Simply put, writing gave us a mirror for the mind. And in doing so, the written word made possible our capacity for reflection.
That capacity is the subject of an extended essay by Ellen Rose, a professor of education at the University of New Brunswick, which was published in book form, titled On Reflection: An Essay on Technology, Education, and the Status of Thought in the Twenty-First Century. In considering the meaning of the word “reflection,” Dr. Rose relates, “when I close my eyes and try to picture reflection, I immediately envision someone sitting in a book-lined room, reading or pondering silently.” She concludes that the essence of reflection is “deep, sustained thought for which the necessary pre-conditions are solitude and slowness.” Dr. Rose rightly argues that reflection is in decline—has been for some time now—because of our many technological innovations, particularly electronic media.

The decline of reflection is a cause for concern among thoughtful people everywhere, but it ought to be viewed as particularly alarming in regard to the future of the Jewish people. Our religion, tradition, and culture are based on the written word, on the Hebrew aleph-bet and the study of sacred texts, on Torah, Tanach, Talmud. Our rite of passage from childhood to adulthood, the bar or bat mitzvah, is a literacy test. Our houses of worship also are houses of learning, our synagogues also are schools.
It is worth recalling that one of the goals of Nazism was to wipe out the capacity for reflection, and not simply in the service of totalitarian domination. Consider the following observation on the part of historian Elizabeth Eisenstein in Divine Art, Infernal Machine: The Reception of Printing in the West from First Impressions to the Sense of an Ending:
"Anti-Semitic stereotypes attributed a soft, flabby, and sedentary lifestyle to the bookish Jew, in contrast to the masculine, muscular Aryan. Observers in 1933 witnessed the book-burnings of works by Jews and other “decadent” authors, along with the elimination of the same works from libraries and bookshops. The elimination of Jewish books served as a prelude to measures in the next decade aimed at eliminating the Jews themselves."

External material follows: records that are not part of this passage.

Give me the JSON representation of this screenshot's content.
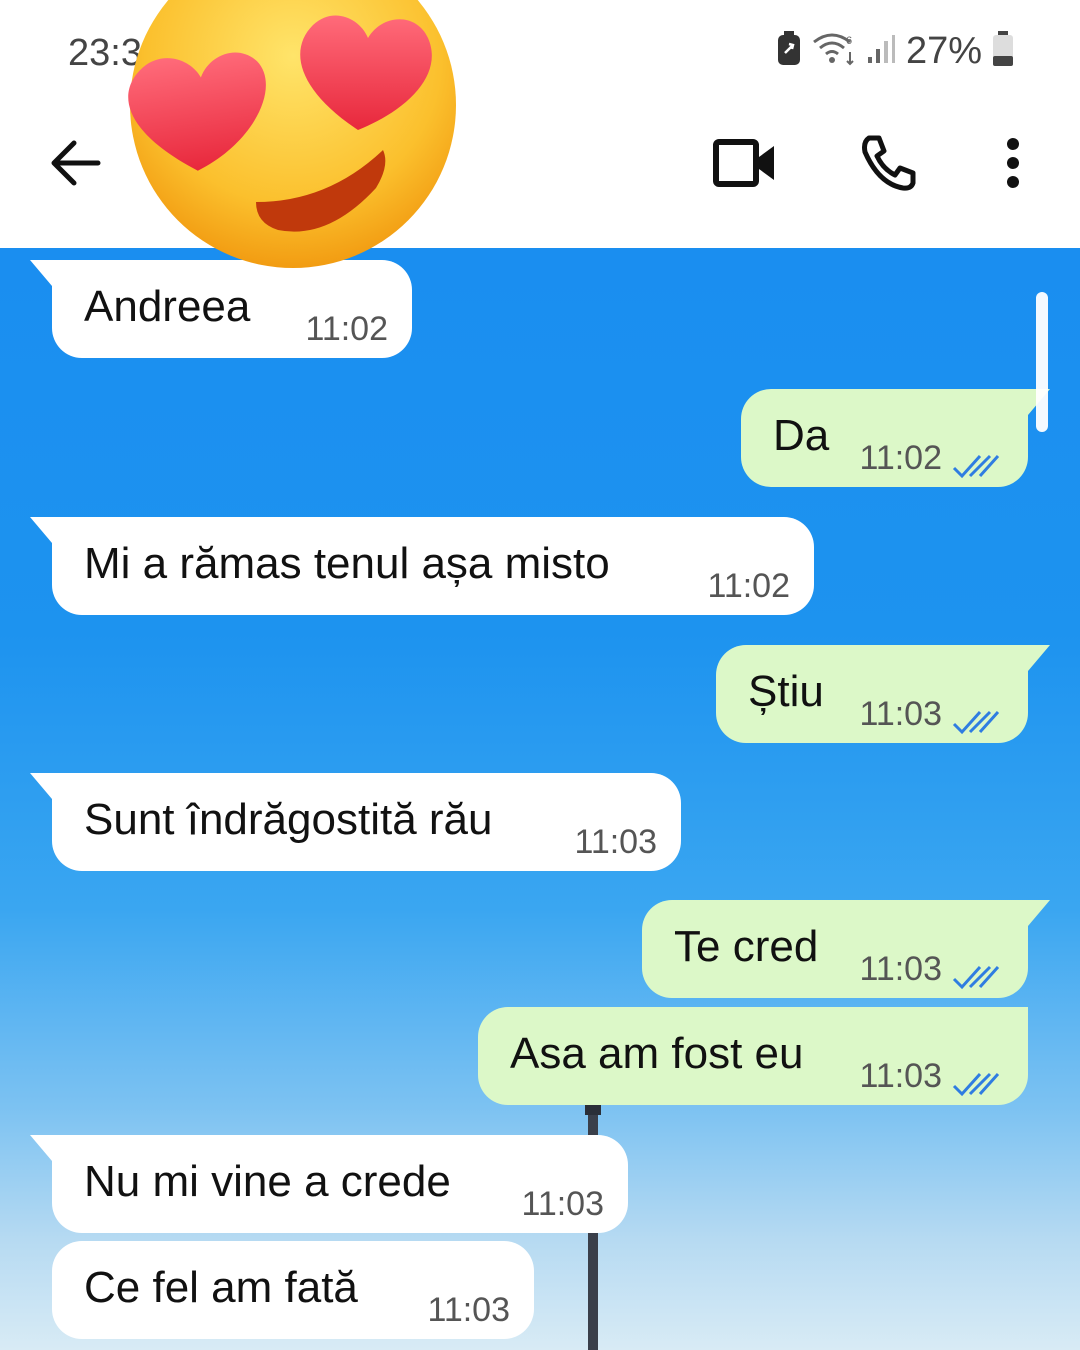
{
  "status_bar": {
    "time": "23:3",
    "battery_percent": "27%",
    "icons": [
      "battery-saver-icon",
      "wifi-icon",
      "signal-icon",
      "battery-icon"
    ]
  },
  "header": {
    "back_icon": "arrow-left-icon",
    "actions": [
      "video-call-icon",
      "phone-icon",
      "more-vert-icon"
    ]
  },
  "sticker": {
    "icon": "heart-eyes-emoji-icon"
  },
  "messages": [
    {
      "direction": "incoming",
      "text": "Andreea",
      "time": "11:02"
    },
    {
      "direction": "outgoing",
      "text": "Da",
      "time": "11:02",
      "status": "read"
    },
    {
      "direction": "incoming",
      "text": "Mi a rămas tenul așa misto",
      "time": "11:02"
    },
    {
      "direction": "outgoing",
      "text": "Știu",
      "time": "11:03",
      "status": "read"
    },
    {
      "direction": "incoming",
      "text": "Sunt îndrăgostită rău",
      "time": "11:03"
    },
    {
      "direction": "outgoing",
      "text": "Te cred",
      "time": "11:03",
      "status": "read"
    },
    {
      "direction": "outgoing",
      "text": "Asa am fost eu",
      "time": "11:03",
      "status": "read"
    },
    {
      "direction": "incoming",
      "text": "Nu mi vine a crede",
      "time": "11:03"
    },
    {
      "direction": "incoming",
      "text": "Ce fel am fată",
      "time": "11:03"
    }
  ],
  "colors": {
    "incoming_bubble": "#ffffff",
    "outgoing_bubble": "#dcf8c8",
    "read_ticks": "#2f7de1",
    "chat_background_top": "#1a8ef0",
    "chat_background_bottom": "#d8ebf5"
  }
}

The problem we face today is not the elimination of books, but their growing irrelevance to our lives. Could the disappearance of the quiet time we need for reading and for thinking, for the solitude and slowness that forms the basis of deep, sustained thought, possibly be a prelude for a more serious threat to Jewish survival, as a culture or even as a people?
For Dr. Rose, the best hope for the future lies with education. But we also can turn to another opportunity to claim a time and space for reflection, in Jewish worship services of any stream, Orthodox or Conservative, Reform or Reconstructionist. Prayer is a form of thought, an exercise in ways of thinking that differ from our everyday thought patterns. And prayer provides an opportunity for profound forms of soul searching, serious introspection, contemplation, and meditation. If we are to reclaim our capacity for reflection, and in doing so safeguard what is essential to our tradition and culture, we will need both our schools and our shuls.

For the earlier op-eds, see our previous posts, Jewish Stereotypes on TV and Jewish Movie Marvels.

Tuesday, August 5, 2014

A Magic Carpet Ride

In case you haven't been by the temple in a while, back on July 3rd a new carpet was installed in our sanctuary, a project that was long overdue. Here are some images taken from that day:

Many thanks to Adas Emuno Treasurer and Buildings and Grounds Committee Chair, Michael Fishbein, for taking the photographs, sharing them with us, and overseeing the carpet installation.